### REQUIRED ACTION
For the string "gear", count the lines in the records below that contain it. Answer with that number alone.

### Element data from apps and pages
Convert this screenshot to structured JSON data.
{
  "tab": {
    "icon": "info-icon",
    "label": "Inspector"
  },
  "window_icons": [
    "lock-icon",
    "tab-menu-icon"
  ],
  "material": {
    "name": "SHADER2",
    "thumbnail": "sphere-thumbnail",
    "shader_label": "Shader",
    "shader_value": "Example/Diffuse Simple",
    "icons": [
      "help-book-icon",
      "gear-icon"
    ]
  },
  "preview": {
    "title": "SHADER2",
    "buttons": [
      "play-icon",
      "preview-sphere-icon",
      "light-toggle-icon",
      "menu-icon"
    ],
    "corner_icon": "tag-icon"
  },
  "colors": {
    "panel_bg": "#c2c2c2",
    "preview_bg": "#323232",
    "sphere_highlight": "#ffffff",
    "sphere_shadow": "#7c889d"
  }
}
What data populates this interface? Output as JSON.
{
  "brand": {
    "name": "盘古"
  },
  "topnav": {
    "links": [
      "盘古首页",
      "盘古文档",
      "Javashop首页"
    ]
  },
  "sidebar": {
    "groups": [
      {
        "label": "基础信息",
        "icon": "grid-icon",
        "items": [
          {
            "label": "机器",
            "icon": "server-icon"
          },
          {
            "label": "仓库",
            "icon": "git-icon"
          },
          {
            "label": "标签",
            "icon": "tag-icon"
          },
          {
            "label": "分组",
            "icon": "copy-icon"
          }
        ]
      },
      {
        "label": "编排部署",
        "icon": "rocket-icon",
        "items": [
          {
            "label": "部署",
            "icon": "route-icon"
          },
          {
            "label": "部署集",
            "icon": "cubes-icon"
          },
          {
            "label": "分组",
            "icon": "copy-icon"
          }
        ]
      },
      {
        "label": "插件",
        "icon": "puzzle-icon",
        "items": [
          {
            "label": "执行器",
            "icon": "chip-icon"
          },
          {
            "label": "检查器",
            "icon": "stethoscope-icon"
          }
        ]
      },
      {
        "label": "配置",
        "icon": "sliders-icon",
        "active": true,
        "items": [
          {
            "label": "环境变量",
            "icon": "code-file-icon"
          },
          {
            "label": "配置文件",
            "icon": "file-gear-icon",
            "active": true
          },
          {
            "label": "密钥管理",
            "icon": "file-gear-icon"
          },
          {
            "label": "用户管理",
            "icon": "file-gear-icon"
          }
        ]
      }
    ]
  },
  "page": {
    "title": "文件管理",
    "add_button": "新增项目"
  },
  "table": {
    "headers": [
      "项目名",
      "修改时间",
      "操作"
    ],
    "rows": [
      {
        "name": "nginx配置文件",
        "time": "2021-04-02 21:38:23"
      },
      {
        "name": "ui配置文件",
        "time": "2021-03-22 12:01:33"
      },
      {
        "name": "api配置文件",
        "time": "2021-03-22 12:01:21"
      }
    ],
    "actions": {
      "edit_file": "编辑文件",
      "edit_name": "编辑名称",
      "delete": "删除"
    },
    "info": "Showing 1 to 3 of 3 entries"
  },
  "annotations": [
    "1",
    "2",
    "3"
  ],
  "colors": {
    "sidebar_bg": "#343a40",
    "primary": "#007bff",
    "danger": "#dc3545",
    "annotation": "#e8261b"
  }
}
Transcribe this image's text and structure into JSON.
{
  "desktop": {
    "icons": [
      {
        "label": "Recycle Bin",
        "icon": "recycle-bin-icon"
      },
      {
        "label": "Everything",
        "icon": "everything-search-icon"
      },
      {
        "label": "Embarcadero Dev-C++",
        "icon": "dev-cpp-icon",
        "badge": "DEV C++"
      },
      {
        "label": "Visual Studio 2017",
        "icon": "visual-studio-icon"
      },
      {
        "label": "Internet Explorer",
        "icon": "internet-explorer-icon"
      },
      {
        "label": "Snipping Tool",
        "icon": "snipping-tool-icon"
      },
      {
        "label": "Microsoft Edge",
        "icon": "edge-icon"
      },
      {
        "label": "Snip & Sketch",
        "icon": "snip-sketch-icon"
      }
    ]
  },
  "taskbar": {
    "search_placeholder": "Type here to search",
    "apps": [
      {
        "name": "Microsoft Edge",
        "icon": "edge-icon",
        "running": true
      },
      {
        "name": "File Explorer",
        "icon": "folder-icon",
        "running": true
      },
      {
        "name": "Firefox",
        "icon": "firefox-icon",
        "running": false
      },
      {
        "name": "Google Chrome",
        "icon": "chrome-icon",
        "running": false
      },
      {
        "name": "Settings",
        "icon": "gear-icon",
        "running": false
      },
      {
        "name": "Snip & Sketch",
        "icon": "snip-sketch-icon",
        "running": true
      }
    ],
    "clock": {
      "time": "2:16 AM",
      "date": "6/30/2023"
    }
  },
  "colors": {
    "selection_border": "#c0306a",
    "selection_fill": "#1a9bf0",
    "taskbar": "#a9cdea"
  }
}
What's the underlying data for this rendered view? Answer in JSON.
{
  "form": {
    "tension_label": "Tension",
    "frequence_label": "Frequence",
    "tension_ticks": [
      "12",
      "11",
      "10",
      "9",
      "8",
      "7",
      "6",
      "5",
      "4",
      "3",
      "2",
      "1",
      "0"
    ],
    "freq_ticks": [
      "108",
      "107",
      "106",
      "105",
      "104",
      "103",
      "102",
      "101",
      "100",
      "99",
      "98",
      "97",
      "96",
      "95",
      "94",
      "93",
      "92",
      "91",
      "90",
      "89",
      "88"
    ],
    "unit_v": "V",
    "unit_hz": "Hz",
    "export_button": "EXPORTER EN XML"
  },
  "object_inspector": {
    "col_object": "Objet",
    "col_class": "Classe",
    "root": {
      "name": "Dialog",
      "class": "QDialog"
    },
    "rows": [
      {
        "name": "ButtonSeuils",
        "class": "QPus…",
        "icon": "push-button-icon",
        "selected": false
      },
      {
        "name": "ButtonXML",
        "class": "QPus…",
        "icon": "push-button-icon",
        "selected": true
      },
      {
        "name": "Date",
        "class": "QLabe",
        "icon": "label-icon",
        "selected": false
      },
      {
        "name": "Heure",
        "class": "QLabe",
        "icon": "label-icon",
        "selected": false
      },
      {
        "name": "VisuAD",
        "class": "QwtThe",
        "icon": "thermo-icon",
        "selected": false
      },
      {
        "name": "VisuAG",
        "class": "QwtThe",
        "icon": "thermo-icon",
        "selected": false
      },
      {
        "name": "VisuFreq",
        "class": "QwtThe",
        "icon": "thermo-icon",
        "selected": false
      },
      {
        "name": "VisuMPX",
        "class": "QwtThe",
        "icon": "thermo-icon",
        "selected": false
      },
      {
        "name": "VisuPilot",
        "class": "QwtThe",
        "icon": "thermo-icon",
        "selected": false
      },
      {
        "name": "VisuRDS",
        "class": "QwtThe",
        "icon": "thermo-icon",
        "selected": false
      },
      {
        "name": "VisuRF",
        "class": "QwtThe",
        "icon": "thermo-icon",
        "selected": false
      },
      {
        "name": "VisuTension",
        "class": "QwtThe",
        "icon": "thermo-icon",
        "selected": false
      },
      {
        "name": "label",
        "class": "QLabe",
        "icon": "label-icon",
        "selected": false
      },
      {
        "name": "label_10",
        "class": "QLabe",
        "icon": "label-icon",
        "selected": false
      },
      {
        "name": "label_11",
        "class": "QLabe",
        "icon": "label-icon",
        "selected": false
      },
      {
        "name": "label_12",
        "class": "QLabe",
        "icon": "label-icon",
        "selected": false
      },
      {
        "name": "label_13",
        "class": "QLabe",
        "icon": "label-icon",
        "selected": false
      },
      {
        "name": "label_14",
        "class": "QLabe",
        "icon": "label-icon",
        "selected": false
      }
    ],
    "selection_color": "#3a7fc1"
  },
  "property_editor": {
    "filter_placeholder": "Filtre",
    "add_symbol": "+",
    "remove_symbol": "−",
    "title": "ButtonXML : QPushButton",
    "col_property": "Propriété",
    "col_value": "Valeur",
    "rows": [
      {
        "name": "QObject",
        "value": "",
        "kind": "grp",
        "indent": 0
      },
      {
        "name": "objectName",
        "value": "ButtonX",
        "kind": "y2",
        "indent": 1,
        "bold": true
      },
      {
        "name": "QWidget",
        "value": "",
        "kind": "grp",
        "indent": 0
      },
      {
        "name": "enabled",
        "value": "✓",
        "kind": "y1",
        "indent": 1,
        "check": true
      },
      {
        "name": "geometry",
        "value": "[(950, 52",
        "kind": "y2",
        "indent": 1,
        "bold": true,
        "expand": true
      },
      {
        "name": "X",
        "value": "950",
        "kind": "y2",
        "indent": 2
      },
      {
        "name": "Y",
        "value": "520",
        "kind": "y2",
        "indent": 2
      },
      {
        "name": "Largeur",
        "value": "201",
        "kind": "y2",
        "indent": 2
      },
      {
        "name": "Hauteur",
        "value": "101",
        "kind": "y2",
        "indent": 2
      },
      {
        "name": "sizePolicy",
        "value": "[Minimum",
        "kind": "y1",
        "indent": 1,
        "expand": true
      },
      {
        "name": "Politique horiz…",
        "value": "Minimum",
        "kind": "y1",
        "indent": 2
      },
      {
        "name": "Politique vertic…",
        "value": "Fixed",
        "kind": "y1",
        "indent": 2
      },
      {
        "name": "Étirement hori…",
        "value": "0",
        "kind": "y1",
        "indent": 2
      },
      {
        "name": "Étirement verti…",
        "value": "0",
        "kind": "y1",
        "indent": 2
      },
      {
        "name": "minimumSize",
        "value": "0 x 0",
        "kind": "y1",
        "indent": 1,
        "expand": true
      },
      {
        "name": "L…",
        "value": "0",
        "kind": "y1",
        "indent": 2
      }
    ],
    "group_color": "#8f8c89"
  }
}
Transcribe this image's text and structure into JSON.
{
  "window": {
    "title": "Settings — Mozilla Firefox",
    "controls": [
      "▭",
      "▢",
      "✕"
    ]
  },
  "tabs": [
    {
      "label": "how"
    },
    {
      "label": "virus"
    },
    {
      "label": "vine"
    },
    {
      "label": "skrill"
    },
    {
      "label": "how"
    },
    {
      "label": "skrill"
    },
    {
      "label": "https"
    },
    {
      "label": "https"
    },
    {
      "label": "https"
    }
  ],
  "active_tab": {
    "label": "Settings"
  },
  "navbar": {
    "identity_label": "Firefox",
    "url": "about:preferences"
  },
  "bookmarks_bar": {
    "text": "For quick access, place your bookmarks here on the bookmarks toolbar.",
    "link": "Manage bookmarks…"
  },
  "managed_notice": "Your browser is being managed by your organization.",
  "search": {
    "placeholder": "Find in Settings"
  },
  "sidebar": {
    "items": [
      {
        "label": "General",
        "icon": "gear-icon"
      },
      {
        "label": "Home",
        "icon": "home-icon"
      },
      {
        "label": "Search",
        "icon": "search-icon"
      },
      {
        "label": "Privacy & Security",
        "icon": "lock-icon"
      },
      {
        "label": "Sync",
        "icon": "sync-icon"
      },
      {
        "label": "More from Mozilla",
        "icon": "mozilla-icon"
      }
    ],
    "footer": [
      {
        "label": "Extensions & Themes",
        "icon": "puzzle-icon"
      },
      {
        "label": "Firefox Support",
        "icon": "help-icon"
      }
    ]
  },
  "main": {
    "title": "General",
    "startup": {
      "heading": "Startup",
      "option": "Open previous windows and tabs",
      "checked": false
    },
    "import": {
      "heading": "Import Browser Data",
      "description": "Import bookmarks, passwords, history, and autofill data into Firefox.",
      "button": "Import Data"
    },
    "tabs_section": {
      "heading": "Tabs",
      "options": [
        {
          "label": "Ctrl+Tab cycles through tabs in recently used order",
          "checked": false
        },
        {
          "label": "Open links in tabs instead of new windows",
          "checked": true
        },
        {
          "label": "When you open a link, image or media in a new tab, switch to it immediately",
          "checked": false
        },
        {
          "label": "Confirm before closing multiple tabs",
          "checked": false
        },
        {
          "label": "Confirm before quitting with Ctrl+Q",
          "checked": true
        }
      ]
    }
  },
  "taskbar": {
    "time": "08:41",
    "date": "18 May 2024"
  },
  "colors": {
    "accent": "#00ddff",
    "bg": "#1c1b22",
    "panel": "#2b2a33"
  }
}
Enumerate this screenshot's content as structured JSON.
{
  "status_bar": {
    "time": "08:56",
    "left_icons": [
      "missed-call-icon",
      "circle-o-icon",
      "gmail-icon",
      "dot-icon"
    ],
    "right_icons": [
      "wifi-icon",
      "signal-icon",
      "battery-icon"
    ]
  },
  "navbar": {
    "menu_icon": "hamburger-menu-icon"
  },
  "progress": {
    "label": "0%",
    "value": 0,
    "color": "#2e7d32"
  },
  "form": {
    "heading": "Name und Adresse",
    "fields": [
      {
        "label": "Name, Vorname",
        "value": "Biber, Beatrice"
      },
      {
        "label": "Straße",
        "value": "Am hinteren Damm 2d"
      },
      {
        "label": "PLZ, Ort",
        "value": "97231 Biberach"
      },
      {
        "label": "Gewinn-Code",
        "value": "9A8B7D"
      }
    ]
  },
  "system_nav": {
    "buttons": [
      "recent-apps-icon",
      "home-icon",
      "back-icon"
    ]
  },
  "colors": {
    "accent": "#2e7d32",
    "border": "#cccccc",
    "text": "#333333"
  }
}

### SOLUTION FOR THIS PROBLEM
6